“Samitier and Luisito Regueiro, with whom I just recently spent some unforgettable time in Mexico,” replied Zamora when asked in a 1967 ABC interview who had been the biggest stars of his time as a player. The 66-year-old was speaking as the RFEF had organised a testimonial game in his honour, with a Spain side including José Ángel Iribar, José Ufarte and Marcelino taking on a world selection overseen by Helenio Herrera. Mentioning Regueiro, whose widely known leftist and Basque nationalist political beliefs were still not at all welcome in Franco’s Spain, seems typical of Zamora’s stubborn individualism. There was no real need, but he just could not help himself.

The Spanish players were whistled off by unhappy fans at the Estadio Santiago Bernabéu, after the Rest of the World team won 3-0, with goals from Sandro Mazzola, Eusebio and Fernand Goyvaerts. Zamora himself was happy enough with the gate receipts of two and a half million pesetas. He was not in full-time work, with his managerial career having fizzled out. 

As Spain’s other teams regained strength in the post-Civil War period, Aviación’s competitive advantage had run out. They were third in 1941-42 and never really challenged again. Zamora stayed until 1946, the year before the link with the air force ended, and the club settled on its current name of Atlético de Madrid. Not very successful spells in charge of Celta Vigo (twice) and Málaga followed, before his final job as head coach was back to his first club Español from 1960 to 1962 – when they were relegated for the first time in their history.

There were also two games in charge of the Spain national team in seven days in June 1952, a 6-0 victory against Ireland and 0-0 draw with Turkey in Istanbul. That October he characteristically resigned to take up a better offer from Venezuela, although that did not last long either.

Coaching mediocrity did not really harm his reputation. In 1950 he was awarded the Gran Cruz de la Orden de Cisneros, a generally military honour, by Franco’s regime. Further recognition as Spain's best ever goalkeeper came in 1959 when the RFEF instigated the Trofeo Zamora for the goalkeeper who conceded the fewest goals per game in la Liga each season. His former Madrid colleague Bernabéu, who had been decorated for action on the fascist side during the war, also helped out with an official homage in a 1963 La Liga game between Madrid and Osasuna.

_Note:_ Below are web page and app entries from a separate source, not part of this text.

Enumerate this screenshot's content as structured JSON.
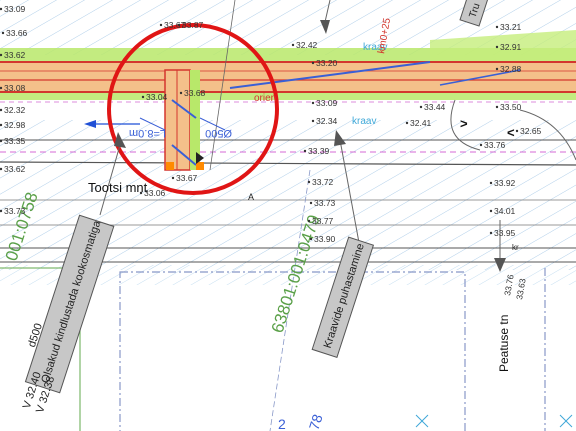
{
  "elevations": {
    "e1": "33.09",
    "e2": "33.66",
    "e3": "33.62",
    "e4": "33.08",
    "e5": "32.32",
    "e6": "32.98",
    "e7": "33.35",
    "e8": "33.62",
    "e9": "33.73",
    "e10": "33.04",
    "e11": "33.68",
    "e12": "33.67",
    "e13": "33.87",
    "e14": "32.42",
    "e15": "33.20",
    "e16": "33.09",
    "e17": "32.34",
    "e18": "33.39",
    "e19": "33.72",
    "e20": "33.73",
    "e21": "33.77",
    "e22": "33.90",
    "e23": "33.21",
    "e24": "32.91",
    "e25": "32.88",
    "e26": "33.50",
    "e27": "33.44",
    "e28": "32.41",
    "e29": "32.65",
    "e30": "33.76",
    "e31": "33.92",
    "e32": "34.01",
    "e33": "33.95",
    "e34": "33.76",
    "e35": "33.63",
    "e36": "33.67",
    "e37": "33.06"
  },
  "labels": {
    "tootsi_mnt": "Tootsi mnt",
    "peatuse_tn": "Peatuse tn",
    "parcel_left": "001:0758",
    "parcel_mid": "63801:001:0479",
    "kraav_top": "kraav",
    "kraav_mid": "kraav",
    "orient": "orien",
    "station": "km0+25",
    "point_a": "A",
    "pipe_d": "Ø500",
    "pipe_len": "L=8.0m",
    "kr_small": "kr",
    "bottom_num": "78",
    "bottom_num2": "2"
  },
  "callouts": {
    "left_box": "Olsakud kindlustada kookosmatiga",
    "mid_box": "Kraavide puhastamine",
    "top_box": "Tru",
    "side_text_1": "d500",
    "side_text_2": "V 32.40",
    "side_text_3": "V 32.38"
  },
  "colors": {
    "road_edge": "#d3362e",
    "road_fill": "#f4c08a",
    "green_band": "#b8e86a",
    "kraav": "#3ea8d8",
    "hatch": "#a9cbe8",
    "parcel": "#7bb86a",
    "circle": "#e01515",
    "pipe": "#3a5fd6",
    "callout": "#c7c7c7"
  }
}
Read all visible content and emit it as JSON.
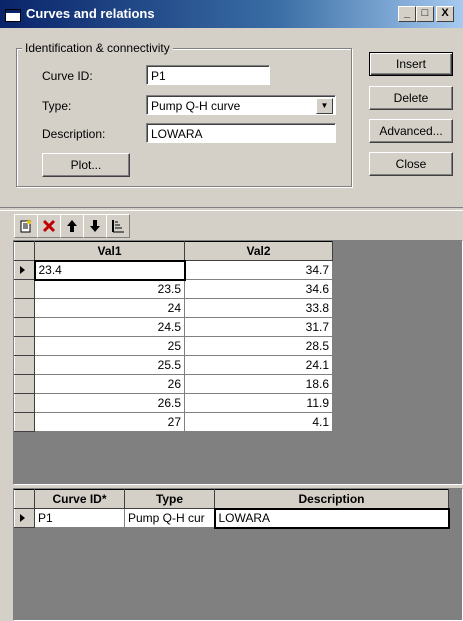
{
  "window": {
    "title": "Curves and relations",
    "controls": {
      "minimize": "_",
      "maximize": "□",
      "close": "X"
    }
  },
  "identification": {
    "group_label": "Identification & connectivity",
    "curve_id_label": "Curve ID:",
    "curve_id_value": "P1",
    "type_label": "Type:",
    "type_value": "Pump Q-H curve",
    "description_label": "Description:",
    "description_value": "LOWARA",
    "plot_button": "Plot..."
  },
  "buttons": {
    "insert": "Insert",
    "delete": "Delete",
    "advanced": "Advanced...",
    "close": "Close"
  },
  "toolbar": {
    "icons": [
      "new-record-icon",
      "delete-record-icon",
      "move-up-icon",
      "move-down-icon",
      "sort-icon"
    ]
  },
  "values_grid": {
    "columns": [
      "Val1",
      "Val2"
    ],
    "rows": [
      {
        "val1": "23.4",
        "val2": "34.7"
      },
      {
        "val1": "23.5",
        "val2": "34.6"
      },
      {
        "val1": "24",
        "val2": "33.8"
      },
      {
        "val1": "24.5",
        "val2": "31.7"
      },
      {
        "val1": "25",
        "val2": "28.5"
      },
      {
        "val1": "25.5",
        "val2": "24.1"
      },
      {
        "val1": "26",
        "val2": "18.6"
      },
      {
        "val1": "26.5",
        "val2": "11.9"
      },
      {
        "val1": "27",
        "val2": "4.1"
      }
    ]
  },
  "curves_grid": {
    "columns": [
      "Curve ID*",
      "Type",
      "Description"
    ],
    "rows": [
      {
        "curve_id": "P1",
        "type": "Pump Q-H cur",
        "description": "LOWARA"
      }
    ]
  }
}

Zamora settled finally at home in Barcelona and represented Español in an ambassadorial role until his death in 1978 from bronchitis, with Spain’s post-Franco transition back to democracy well under way. Regueiro joined former teammates who had never made it back to Spain at another mass said in their old friend's memory in Mexico. And this time he really was gone.

The acclaim was more muffled at the Bernabéu and Camp Nou. Despite being so feted while keeping goal for Madrid and Barcelona, Zamora was notably never asked to coach either team. In the long-run it was fitting he ended up back at Español, probably the club whose ability to straddle both Catalan and Spanish identities most matched his own difficult position. 

Zamora was an incredible goalkeeper, and an even more impressive survivor. Few Spaniards were officially recognised for their service to both the country's republican and fascist governments or lived through being imprisoned by the two sides of the bloody civil war. Everyone wanted a piece of El Divino, so why should he not take advantage? 

The last word goes to José Iborra, the Barca goalkeeper in the 1936 Copa del Rey final when Zamora made his 'immortal' save. Iborra leaned left himself and went into permanent exile in Mexico, but did not hold anything against his old colleague.

“I’d bet that Zamora never read a full political speech,” said Iborra. “When he opened a newspaper, he went straight to the sports section. He was a footballer before everything else.”